In fact, the group's origins can be traced back to Los Angeles' vibrant pub scene in which Dublin natives Keith Roberts (vocals, guitar) and Paul O'Toole first met. Roberts was composing some Irish ballads at the time and thought a band might be in the offing. Assembling a rag-tag team of Irish transplants and like-minded American rockers, The Young Dubliners grew into a pugnacious music machine resulting in their debut, the Rocky Road EP (1994). It exhibited a hefty rock sound that made them a club favorite. Breathe followed a year later with the addition of Chas Waltz (violin, keys, harmonica, etc).
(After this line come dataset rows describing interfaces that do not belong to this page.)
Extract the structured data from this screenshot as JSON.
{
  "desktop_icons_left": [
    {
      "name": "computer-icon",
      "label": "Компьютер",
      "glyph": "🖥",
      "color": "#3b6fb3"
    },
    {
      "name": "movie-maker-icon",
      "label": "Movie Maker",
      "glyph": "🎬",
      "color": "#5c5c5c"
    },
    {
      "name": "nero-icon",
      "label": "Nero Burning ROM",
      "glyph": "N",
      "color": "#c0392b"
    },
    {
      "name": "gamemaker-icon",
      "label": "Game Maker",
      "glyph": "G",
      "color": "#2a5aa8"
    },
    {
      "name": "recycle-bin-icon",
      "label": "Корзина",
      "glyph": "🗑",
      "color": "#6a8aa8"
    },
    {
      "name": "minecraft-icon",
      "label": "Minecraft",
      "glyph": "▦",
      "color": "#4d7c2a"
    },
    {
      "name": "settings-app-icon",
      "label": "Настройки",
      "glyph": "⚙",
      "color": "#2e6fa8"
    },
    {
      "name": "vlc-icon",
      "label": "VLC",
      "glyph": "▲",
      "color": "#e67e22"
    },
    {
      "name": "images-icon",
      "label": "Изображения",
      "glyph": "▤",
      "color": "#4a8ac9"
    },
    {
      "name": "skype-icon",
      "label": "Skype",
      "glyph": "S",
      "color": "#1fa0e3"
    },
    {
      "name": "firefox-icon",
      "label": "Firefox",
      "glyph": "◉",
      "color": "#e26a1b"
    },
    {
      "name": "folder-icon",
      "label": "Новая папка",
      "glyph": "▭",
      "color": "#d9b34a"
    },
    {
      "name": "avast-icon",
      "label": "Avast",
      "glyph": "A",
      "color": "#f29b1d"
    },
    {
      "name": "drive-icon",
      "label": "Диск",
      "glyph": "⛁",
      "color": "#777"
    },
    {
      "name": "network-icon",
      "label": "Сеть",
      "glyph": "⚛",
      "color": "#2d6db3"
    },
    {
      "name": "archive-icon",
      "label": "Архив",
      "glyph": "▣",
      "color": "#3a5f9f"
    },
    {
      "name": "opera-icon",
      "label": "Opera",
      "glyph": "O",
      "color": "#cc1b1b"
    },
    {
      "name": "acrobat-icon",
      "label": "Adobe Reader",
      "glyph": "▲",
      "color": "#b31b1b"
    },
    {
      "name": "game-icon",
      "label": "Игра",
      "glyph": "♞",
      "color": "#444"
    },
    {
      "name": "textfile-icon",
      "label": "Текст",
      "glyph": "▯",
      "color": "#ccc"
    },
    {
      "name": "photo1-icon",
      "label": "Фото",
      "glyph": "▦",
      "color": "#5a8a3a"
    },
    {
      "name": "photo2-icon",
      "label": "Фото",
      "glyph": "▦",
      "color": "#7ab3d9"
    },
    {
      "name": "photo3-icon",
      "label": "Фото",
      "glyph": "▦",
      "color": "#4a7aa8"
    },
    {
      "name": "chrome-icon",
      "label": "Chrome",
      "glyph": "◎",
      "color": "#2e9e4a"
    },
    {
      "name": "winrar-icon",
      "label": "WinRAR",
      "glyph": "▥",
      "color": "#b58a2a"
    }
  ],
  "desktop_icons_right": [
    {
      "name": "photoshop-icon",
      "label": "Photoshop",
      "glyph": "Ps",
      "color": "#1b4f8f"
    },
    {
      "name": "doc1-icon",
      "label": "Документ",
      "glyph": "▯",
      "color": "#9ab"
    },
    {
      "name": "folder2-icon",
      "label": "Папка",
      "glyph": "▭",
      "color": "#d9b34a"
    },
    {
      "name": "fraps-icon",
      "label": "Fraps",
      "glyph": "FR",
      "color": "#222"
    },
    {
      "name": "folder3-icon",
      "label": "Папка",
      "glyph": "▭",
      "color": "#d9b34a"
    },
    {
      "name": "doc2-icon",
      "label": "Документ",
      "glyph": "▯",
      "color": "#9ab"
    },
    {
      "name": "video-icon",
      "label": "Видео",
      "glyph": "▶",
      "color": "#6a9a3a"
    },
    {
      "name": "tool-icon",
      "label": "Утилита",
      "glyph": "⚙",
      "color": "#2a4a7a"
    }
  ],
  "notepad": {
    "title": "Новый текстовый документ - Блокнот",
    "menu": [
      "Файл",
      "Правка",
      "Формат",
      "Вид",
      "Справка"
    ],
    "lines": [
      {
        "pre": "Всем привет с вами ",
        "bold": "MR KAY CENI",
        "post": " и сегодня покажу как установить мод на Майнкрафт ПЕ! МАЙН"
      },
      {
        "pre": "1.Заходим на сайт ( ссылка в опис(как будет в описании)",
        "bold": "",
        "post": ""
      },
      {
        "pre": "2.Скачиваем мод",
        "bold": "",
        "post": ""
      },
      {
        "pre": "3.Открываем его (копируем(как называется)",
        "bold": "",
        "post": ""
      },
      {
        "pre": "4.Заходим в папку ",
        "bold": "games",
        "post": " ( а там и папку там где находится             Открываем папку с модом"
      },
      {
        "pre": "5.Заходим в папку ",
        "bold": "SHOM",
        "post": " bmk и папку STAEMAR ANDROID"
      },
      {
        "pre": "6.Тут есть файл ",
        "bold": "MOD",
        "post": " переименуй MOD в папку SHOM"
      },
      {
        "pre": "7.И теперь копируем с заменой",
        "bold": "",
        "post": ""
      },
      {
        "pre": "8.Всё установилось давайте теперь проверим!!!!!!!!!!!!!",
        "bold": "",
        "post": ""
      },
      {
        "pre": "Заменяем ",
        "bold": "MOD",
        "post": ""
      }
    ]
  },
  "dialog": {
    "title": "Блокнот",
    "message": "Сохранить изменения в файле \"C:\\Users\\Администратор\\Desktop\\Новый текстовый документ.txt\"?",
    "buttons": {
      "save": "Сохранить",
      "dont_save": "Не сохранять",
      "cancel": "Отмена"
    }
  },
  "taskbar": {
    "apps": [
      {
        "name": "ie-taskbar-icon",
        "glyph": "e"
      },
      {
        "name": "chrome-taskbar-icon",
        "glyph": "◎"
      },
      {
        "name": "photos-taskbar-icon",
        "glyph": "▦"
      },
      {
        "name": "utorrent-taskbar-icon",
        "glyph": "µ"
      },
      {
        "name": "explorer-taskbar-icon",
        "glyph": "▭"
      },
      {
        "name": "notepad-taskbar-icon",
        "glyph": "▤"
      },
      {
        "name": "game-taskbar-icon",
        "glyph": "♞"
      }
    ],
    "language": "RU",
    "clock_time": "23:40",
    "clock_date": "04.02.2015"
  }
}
By 2000, the band had morphed into a septet without O'Toole and released the critically acclaimed Red. The presence of the band sky-rocketed: Gabriel Byrne requested the band to write the theme song for his television show Madigan Men and they spent much of 2001 touring Europe with Jethro Tull, and the US as headliners and as openers for acts such as John Hiatt and Robert Cray. The Young Dubliners also revved up the crowd at the 2002 Olympics in Salt Lake City. That same year, the band scaled back down to a five-piece - Roberts, Brendan Holmes (Bass), the returning Waltz (who had left the band in 1995), Bob Boulding (guitar) and David Ingraham (drums).
After going on a number of headlining and co-headlining US tours (Johnny Lang, Collective Soul, Great Big Sea and others), the quintet settled down to record Real World - an album influenced by their predecessors (Waterboys/Pogues/U2/Big Country) and most importantly, life on the road. From Irish-flavored anthemic rock to rowdy pub tunes, lead singer Keith Roberts voice is stronger than ever and the songwriting, performance, and production show a new maturity and artistic ambition.
Musing about the band's sound, Roberts sums up the Young Dubliner's approach to their music, be it Celtic, Irish, or just plain rock. "I like to think that our take on songwriting and performance makes the Young Dubliner's sound unique and original. Our band is made up of Irish and American natives who draw influences from just about everywhere. Our strength is in the sum of our parts. We play as a band, as one."